Debris littered the ground where a minivan crashed into RAC, Inc. at the intersection of Caine Avenue and East 143rd early Saturday morning, according to owner Andy Johnson. The van damaged a desk, computer and printer when it penetrated a foot-thick cement and brick wall.

“It was only common sense that it was going to actually happen,” Johnson said.  “The problem is there is no guard rail there to protect anybody.”

The City of Cleveland removed a guard rail from in front of the assembly business after a car crashed into it and damaged it in April. Johnson said the intersection is crash-prone, recalling half a dozen vehicles that crashed into the guard rail in recent months. He said he repeatedly contacted the city and his councilman to replace the rail, but he got nowhere.

Fortunately, no one was injured in the weekend crash, but Johnson’s wife, Kristen, who is RAC, Inc.’s Office Manager, said she’s worried that could change.

“My biggest fear is someone sitting there and being injured or worse than that,” she said.

Fox 8 News asked the city why the guard rail had not been replaced.

“We're evaluating that location to see if we need to replace that or not,” Acting Streets Commissioner Paul Barnett said. “The evaluation is taking place now.”

Barnett said the city is examining whether current state law still requires a guard rail in the location and promised that the city will look at crash rates. He could not offer a time frame on its evaluation, adding that the city will look at it as quickly as possible. It doesn’t always evaluate guard rail replacement.

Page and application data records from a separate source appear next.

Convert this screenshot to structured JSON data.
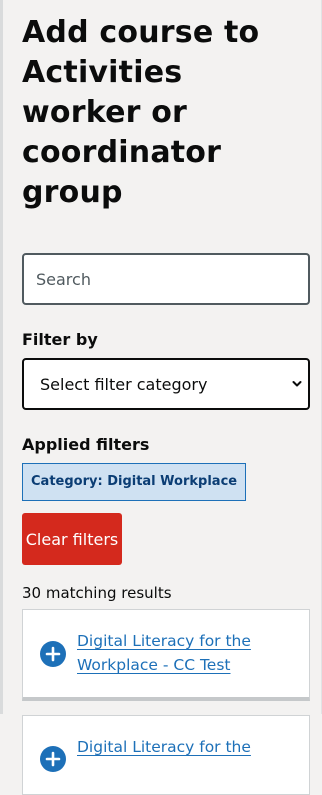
{
  "page": {
    "title": "Add course to Activities worker or coordinator group"
  },
  "search": {
    "placeholder": "Search"
  },
  "filter": {
    "label": "Filter by",
    "selected": "Select filter category"
  },
  "applied": {
    "label": "Applied filters",
    "chips": [
      {
        "text": "Category: Digital Workplace"
      }
    ],
    "clear_label": "Clear filters"
  },
  "results": {
    "count_text": "30 matching results",
    "items": [
      {
        "title": "Digital Literacy for the Workplace - CC Test",
        "icon": "add-circle-icon"
      },
      {
        "title": "Digital Literacy for the",
        "icon": "add-circle-icon"
      }
    ]
  },
  "colors": {
    "link": "#1d70b8",
    "danger": "#d4291d",
    "chip_bg": "#cfe1f2",
    "chip_border": "#1d70b8"
  }
}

“A lot of times it's very obvious; there's a bridge abutment there, there's a light pole next to it on a high-speed travel lane. So, that’s very obvious,” he said. “This particular one, it's an odd situation.”

He added that property owners can take their own steps to protect their buildings through the addition of landscaping or rock barriers.

That’s something the Johnsons said they’ll now consider as they wait on the city.

“Hopefully something will get done, they can get a guard rail in there, or I’m going to have to put highway barriers or something in there so we don't die,” Johnson said, adding he fears additional crashes into his office without the guard rail’s protection. “It’s happened in the past, it's going happen in the future. I just hope nobody gets hurt.”